Rev. Milner shared how he was so impressed with Dr. Lowery when they met the chairman of one of the major airlines, who supports Dr. Lowery's foundation. Dr. Lowery said he could not accept a large contribution for a certain project to help the community unless he was sure it would help the community. That kind of integrity and character, and being willing to pass up even financial advancement in order to make sure what we're doing is right, is most beautiful.
Dr. Milner's message was very deeply stirring. As a young boy he had a traumatic experience in life. He wasn't a Christian for all his young adult life, even after he was married. He did believe in God, but he said to this day he's a little skeptical of religious folk because they seem to say one thing and do another.
His father had passed away when Rev. Milner was a young boy and his mother struggled to keep a roof over their heads. Finally one day she couldn't come up with the rent and the family was kicked out on the street with all their belongings. He was walking home from school and kids were making fun of him. "You've been put out. You don't even have a house." He saw his mother weeping on the street and felt so much compassion and sorrow for her, but he also felt a troubling question deep inside: "God, why would you do this to us? We believe in you. Why would you humiliate me and my family like this, to be put out on the sidewalk with my mother crying?"

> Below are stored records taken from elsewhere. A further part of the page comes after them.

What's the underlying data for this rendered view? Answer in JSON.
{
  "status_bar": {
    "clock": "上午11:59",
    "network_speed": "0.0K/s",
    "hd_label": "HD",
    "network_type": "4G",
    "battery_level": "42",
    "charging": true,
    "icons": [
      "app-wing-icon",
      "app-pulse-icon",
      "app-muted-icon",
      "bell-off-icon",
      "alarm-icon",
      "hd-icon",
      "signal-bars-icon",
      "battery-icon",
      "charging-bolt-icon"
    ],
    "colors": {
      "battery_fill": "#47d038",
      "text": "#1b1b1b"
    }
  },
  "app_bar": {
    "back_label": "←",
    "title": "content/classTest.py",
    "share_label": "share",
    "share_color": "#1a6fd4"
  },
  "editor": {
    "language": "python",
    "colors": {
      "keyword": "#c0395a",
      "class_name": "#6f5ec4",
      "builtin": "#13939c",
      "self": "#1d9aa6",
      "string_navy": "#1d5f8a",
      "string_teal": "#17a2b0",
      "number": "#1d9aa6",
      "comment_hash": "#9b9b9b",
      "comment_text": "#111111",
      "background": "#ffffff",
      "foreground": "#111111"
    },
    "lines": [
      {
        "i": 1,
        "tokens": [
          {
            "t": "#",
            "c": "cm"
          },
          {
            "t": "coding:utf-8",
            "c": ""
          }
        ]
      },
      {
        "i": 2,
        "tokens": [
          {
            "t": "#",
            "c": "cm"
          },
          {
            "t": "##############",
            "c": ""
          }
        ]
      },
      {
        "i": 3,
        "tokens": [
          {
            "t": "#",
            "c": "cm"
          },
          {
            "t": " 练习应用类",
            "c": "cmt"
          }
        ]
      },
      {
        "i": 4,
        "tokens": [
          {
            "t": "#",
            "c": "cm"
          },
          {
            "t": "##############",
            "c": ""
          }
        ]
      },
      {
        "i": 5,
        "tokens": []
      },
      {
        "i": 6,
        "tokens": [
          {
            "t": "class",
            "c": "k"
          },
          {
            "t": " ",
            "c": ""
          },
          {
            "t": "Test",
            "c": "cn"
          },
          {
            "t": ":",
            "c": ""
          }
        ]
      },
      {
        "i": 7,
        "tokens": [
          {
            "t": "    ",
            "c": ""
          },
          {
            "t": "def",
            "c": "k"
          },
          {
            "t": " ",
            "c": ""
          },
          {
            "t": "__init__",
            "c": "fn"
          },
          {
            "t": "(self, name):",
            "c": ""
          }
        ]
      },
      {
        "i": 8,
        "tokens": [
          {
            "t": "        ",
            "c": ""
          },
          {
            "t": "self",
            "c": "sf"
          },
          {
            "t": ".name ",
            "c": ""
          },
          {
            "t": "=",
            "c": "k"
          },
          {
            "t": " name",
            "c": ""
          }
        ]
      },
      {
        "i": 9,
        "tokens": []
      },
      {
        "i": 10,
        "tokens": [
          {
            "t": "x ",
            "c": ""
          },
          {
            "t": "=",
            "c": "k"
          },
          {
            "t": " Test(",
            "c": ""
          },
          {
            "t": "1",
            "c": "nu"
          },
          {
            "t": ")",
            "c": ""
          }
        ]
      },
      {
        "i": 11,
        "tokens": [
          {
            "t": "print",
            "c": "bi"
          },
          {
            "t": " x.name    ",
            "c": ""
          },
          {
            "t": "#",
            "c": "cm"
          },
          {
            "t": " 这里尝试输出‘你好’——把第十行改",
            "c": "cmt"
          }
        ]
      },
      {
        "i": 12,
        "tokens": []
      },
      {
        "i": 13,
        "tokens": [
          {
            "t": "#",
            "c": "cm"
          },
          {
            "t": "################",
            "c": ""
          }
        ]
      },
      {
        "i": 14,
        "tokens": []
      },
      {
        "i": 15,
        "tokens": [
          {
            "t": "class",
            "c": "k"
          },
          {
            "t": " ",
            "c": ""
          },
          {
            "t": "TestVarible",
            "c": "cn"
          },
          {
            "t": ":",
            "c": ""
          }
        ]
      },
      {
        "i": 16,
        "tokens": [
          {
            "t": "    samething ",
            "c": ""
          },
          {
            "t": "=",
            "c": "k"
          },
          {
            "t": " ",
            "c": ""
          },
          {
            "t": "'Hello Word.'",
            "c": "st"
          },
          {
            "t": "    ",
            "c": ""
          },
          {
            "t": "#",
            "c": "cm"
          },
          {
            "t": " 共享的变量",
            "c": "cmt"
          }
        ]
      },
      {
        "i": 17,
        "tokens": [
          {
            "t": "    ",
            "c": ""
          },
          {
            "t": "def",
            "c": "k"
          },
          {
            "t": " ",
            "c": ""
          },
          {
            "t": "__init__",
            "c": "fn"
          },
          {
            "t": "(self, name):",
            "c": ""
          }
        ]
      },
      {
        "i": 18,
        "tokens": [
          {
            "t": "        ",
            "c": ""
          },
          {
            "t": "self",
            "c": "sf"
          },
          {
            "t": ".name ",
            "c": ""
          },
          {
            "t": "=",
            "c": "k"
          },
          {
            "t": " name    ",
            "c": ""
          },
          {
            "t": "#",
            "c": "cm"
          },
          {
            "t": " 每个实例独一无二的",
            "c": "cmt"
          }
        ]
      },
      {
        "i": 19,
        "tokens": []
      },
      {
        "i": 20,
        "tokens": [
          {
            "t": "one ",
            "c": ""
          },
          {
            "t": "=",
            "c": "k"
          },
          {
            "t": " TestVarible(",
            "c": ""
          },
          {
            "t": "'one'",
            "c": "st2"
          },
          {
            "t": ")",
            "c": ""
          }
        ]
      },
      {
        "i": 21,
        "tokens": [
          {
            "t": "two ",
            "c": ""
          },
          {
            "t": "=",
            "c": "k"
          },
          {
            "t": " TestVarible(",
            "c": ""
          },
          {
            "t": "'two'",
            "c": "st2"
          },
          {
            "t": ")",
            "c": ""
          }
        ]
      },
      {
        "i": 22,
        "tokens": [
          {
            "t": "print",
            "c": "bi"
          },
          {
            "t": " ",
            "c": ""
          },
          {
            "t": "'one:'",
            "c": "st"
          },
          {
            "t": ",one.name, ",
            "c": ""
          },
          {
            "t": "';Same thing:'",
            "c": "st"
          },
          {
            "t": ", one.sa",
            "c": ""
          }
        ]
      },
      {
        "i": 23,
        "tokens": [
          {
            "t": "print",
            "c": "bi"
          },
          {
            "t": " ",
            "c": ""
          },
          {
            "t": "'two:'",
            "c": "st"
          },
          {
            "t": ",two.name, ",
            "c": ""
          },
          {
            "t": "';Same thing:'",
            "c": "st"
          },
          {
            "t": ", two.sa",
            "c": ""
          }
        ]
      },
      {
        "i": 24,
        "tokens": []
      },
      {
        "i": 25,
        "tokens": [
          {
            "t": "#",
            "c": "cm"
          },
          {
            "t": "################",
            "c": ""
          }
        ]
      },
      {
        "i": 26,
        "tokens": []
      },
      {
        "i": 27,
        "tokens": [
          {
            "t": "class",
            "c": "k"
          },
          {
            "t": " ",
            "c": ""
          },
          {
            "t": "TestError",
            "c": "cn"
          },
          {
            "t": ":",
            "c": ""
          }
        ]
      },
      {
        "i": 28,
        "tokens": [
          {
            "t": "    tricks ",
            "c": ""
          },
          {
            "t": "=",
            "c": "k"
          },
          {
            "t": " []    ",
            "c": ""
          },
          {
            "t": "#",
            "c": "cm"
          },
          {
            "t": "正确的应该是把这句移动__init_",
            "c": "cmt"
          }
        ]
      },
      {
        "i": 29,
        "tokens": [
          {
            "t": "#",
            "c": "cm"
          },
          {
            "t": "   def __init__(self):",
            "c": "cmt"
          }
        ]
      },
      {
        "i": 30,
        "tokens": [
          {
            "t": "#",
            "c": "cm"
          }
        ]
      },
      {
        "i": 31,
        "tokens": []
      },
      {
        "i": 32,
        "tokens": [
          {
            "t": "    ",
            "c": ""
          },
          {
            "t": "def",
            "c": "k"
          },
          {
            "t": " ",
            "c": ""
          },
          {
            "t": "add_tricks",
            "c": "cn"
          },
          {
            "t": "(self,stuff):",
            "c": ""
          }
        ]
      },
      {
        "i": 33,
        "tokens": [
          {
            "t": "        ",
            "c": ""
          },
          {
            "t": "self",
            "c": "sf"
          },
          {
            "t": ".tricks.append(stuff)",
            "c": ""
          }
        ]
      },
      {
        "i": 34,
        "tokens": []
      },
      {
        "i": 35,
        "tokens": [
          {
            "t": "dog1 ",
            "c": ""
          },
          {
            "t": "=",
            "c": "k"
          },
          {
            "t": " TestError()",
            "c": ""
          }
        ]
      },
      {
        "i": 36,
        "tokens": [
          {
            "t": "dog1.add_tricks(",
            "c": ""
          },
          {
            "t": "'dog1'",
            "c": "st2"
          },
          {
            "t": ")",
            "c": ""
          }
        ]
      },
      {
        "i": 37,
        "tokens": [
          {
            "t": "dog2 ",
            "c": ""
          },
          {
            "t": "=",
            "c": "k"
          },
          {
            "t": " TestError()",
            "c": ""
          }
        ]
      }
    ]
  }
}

It wasn't until years later -- after he came to know the Lord -- that he heard the Lord say to him, "I did that because I was shaping you so you could be truly great, to do something great for others. Many times our suffering is not simply because we did something wrong. Many times our tribulations are allowed so God can raise us to be greater people of faith with integrity, people of courage and character."
It was from those suffering moments that he felt called to organize a small church. He didn't go after the affluent, but felt called to go door-to-door in the most difficult neighborhoods, where he found saints prepared by the Lord. As he said, "We formed a congregation and it grew and grew, until finally the Lord blessed us, and we saw what we had to do for the community: educating young people, sending them to college. Through prayer, and with other churches, we raised scholarship funds, putting many through college. Now they write back that they're good Christians, running businesses. Some are pastors, some are leaders of the community, some elected, but they always say how the church helped them get through.
"This is what Jesus is all about. Jesus can definitely show us the way to overcome tribulation. When we are blessed, we've got to turn around and help somebody else. I can feel ACLC is helping pastors and others to come together."
Dr. Milner has built 42 houses for the needy with the help of Mayor Franklin of Atlanta and other concerned black clergy. He could see that if we pool our resources, determined to help people, God will make a way. He found we could keep expanding and building for others, making a difference.
"I'm just a country boy," he said, "and can never forget what my grandmother taught me, a beautiful hymn, 'Jesus Loves the Little Children, all the children of the world. Red, yellow, black and white, they are beautiful in his sight. Jesus loves the little children of the world.' I'm here to tell you that God does not see color. God is looking for people who know the Lord with commitment to better other people's lives. Then we can save them. Without that commitment we can't save people." The ACLC in Atlanta is stronger than ever, thanks to the Atlanta pastors and Senators as well as Rev. Tom Cutts and Rev. Kimura and all volunteers.
Rev. Michael Jenkins, Chairman of the American Clergy Leadership Conference.